Instructions for the task:
Each entry below is to be duplicated verbatim.
*** Opening of Source material ***
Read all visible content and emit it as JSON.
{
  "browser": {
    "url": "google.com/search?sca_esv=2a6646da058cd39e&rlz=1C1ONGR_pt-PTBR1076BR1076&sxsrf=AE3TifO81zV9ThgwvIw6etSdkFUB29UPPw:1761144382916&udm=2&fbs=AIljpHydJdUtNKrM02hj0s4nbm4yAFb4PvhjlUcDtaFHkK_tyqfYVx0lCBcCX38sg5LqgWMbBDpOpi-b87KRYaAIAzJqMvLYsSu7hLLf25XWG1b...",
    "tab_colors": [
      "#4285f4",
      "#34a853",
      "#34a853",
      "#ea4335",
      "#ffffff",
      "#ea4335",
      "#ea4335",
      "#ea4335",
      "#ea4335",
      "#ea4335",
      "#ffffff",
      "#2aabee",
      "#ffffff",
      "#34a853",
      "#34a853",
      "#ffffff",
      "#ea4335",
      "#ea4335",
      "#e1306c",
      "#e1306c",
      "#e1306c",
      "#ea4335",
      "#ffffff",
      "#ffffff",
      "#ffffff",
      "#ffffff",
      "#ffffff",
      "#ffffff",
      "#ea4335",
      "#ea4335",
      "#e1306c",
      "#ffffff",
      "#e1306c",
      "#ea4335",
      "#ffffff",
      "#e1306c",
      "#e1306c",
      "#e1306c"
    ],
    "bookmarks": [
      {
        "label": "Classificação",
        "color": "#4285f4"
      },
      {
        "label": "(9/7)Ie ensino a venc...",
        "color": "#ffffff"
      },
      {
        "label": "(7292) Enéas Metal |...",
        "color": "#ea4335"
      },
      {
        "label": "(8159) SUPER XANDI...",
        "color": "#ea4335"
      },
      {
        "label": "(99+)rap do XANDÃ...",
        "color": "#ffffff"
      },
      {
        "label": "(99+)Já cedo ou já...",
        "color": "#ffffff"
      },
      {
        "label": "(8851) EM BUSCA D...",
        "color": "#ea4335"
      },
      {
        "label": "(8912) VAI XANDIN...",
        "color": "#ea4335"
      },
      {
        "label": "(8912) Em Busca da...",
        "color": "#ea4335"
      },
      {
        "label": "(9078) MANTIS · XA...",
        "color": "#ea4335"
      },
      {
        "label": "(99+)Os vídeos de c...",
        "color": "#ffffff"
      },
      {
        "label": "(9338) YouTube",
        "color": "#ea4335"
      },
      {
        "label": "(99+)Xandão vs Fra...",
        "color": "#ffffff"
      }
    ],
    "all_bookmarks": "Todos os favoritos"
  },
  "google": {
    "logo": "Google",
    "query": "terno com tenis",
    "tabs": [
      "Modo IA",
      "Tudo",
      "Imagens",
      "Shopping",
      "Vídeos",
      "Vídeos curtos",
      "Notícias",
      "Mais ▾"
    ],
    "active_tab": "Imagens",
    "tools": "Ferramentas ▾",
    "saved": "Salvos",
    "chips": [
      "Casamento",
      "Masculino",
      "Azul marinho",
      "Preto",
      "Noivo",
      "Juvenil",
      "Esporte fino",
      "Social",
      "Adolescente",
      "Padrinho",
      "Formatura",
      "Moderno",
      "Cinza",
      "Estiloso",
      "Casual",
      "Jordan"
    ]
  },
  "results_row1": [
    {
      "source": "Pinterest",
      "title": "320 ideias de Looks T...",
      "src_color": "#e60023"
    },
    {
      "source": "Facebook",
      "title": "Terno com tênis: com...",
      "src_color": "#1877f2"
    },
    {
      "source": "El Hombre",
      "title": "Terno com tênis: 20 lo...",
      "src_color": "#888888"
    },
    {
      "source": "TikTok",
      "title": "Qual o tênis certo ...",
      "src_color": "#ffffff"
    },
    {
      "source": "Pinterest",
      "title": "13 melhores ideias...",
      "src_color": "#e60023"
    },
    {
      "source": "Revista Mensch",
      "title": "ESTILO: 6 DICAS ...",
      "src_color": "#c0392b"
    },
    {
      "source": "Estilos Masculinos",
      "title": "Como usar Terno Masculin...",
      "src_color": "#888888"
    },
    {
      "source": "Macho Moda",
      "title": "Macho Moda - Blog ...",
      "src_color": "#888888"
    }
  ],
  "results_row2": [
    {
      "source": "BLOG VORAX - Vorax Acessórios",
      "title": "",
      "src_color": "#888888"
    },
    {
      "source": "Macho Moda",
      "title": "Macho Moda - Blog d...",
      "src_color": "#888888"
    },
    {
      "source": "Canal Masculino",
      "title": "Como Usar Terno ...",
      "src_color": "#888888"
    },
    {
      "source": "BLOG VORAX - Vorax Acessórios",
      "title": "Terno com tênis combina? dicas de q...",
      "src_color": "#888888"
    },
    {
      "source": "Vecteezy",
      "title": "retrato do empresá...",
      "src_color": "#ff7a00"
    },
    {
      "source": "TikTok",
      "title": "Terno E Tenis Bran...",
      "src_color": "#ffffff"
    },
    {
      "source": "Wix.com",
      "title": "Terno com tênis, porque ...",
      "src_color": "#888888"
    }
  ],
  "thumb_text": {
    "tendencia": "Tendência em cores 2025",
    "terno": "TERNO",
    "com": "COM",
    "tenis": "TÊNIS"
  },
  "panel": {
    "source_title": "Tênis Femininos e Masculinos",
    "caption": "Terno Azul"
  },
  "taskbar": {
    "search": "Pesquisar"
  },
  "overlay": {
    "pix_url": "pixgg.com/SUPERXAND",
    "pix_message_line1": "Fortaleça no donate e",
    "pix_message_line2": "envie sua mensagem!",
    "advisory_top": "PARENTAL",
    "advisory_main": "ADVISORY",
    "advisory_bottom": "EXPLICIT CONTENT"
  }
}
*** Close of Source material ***
Answer box:
Read all visible content and emit it as JSON.
{
  "browser": {
    "url": "google.com/search?sca_esv=2a6646da058cd39e&rlz=1C1ONGR_pt-PTBR1076BR1076&sxsrf=AE3TifO81zV9ThgwvIw6etSdkFUB29UPPw:1761144382916&udm=2&fbs=AIljpHydJdUtNKrM02hj0s4nbm4yAFb4PvhjlUcDtaFHkK_tyqfYVx0lCBcCX38sg5LqgWMbBDpOpi-b87KRYaAIAzJqMvLYsSu7hLLf25XWG1b...",
    "tab_colors": [
      "#4285f4",
      "#34a853",
      "#34a853",
      "#ea4335",
      "#ffffff",
      "#ea4335",
      "#ea4335",
      "#ea4335",
      "#ea4335",
      "#ea4335",
      "#ffffff",
      "#2aabee",
      "#ffffff",
      "#34a853",
      "#34a853",
      "#ffffff",
      "#ea4335",
      "#ea4335",
      "#e1306c",
      "#e1306c",
      "#e1306c",
      "#ea4335",
      "#ffffff",
      "#ffffff",
      "#ffffff",
      "#ffffff",
      "#ffffff",
      "#ffffff",
      "#ea4335",
      "#ea4335",
      "#e1306c",
      "#ffffff",
      "#e1306c",
      "#ea4335",
      "#ffffff",
      "#e1306c",
      "#e1306c",
      "#e1306c"
    ],
    "bookmarks": [
      {
        "label": "Classificação",
        "color": "#4285f4"
      },
      {
        "label": "(9/7)Ie ensino a venc...",
        "color": "#ffffff"
      },
      {
        "label": "(7292) Enéas Metal |...",
        "color": "#ea4335"
      },
      {
        "label": "(8159) SUPER XANDI...",
        "color": "#ea4335"
      },
      {
        "label": "(99+)rap do XANDÃ...",
        "color": "#ffffff"
      },
      {
        "label": "(99+)Já cedo ou já...",
        "color": "#ffffff"
      },
      {
        "label": "(8851) EM BUSCA D...",
        "color": "#ea4335"
      },
      {
        "label": "(8912) VAI XANDIN...",
        "color": "#ea4335"
      },
      {
        "label": "(8912) Em Busca da...",
        "color": "#ea4335"
      },
      {
        "label": "(9078) MANTIS · XA...",
        "color": "#ea4335"
      },
      {
        "label": "(99+)Os vídeos de c...",
        "color": "#ffffff"
      },
      {
        "label": "(9338) YouTube",
        "color": "#ea4335"
      },
      {
        "label": "(99+)Xandão vs Fra...",
        "color": "#ffffff"
      }
    ],
    "all_bookmarks": "Todos os favoritos"
  },
  "google": {
    "logo": "Google",
    "query": "terno com tenis",
    "tabs": [
      "Modo IA",
      "Tudo",
      "Imagens",
      "Shopping",
      "Vídeos",
      "Vídeos curtos",
      "Notícias",
      "Mais ▾"
    ],
    "active_tab": "Imagens",
    "tools": "Ferramentas ▾",
    "saved": "Salvos",
    "chips": [
      "Casamento",
      "Masculino",
      "Azul marinho",
      "Preto",
      "Noivo",
      "Juvenil",
      "Esporte fino",
      "Social",
      "Adolescente",
      "Padrinho",
      "Formatura",
      "Moderno",
      "Cinza",
      "Estiloso",
      "Casual",
      "Jordan"
    ]
  },
  "results_row1": [
    {
      "source": "Pinterest",
      "title": "320 ideias de Looks T...",
      "src_color": "#e60023"
    },
    {
      "source": "Facebook",
      "title": "Terno com tênis: com...",
      "src_color": "#1877f2"
    },
    {
      "source": "El Hombre",
      "title": "Terno com tênis: 20 lo...",
      "src_color": "#888888"
    },
    {
      "source": "TikTok",
      "title": "Qual o tênis certo ...",
      "src_color": "#ffffff"
    },
    {
      "source": "Pinterest",
      "title": "13 melhores ideias...",
      "src_color": "#e60023"
    },
    {
      "source": "Revista Mensch",
      "title": "ESTILO: 6 DICAS ...",
      "src_color": "#c0392b"
    },
    {
      "source": "Estilos Masculinos",
      "title": "Como usar Terno Masculin...",
      "src_color": "#888888"
    },
    {
      "source": "Macho Moda",
      "title": "Macho Moda - Blog ...",
      "src_color": "#888888"
    }
  ],
  "results_row2": [
    {
      "source": "BLOG VORAX - Vorax Acessórios",
      "title": "",
      "src_color": "#888888"
    },
    {
      "source": "Macho Moda",
      "title": "Macho Moda - Blog d...",
      "src_color": "#888888"
    },
    {
      "source": "Canal Masculino",
      "title": "Como Usar Terno ...",
      "src_color": "#888888"
    },
    {
      "source": "BLOG VORAX - Vorax Acessórios",
      "title": "Terno com tênis combina? dicas de q...",
      "src_color": "#888888"
    },
    {
      "source": "Vecteezy",
      "title": "retrato do empresá...",
      "src_color": "#ff7a00"
    },
    {
      "source": "TikTok",
      "title": "Terno E Tenis Bran...",
      "src_color": "#ffffff"
    },
    {
      "source": "Wix.com",
      "title": "Terno com tênis, porque ...",
      "src_color": "#888888"
    }
  ],
  "thumb_text": {
    "tendencia": "Tendência em cores 2025",
    "terno": "TERNO",
    "com": "COM",
    "tenis": "TÊNIS"
  },
  "panel": {
    "source_title": "Tênis Femininos e Masculinos",
    "caption": "Terno Azul"
  },
  "taskbar": {
    "search": "Pesquisar"
  },
  "overlay": {
    "pix_url": "pixgg.com/SUPERXAND",
    "pix_message_line1": "Fortaleça no donate e",
    "pix_message_line2": "envie sua mensagem!",
    "advisory_top": "PARENTAL",
    "advisory_main": "ADVISORY",
    "advisory_bottom": "EXPLICIT CONTENT"
  }
}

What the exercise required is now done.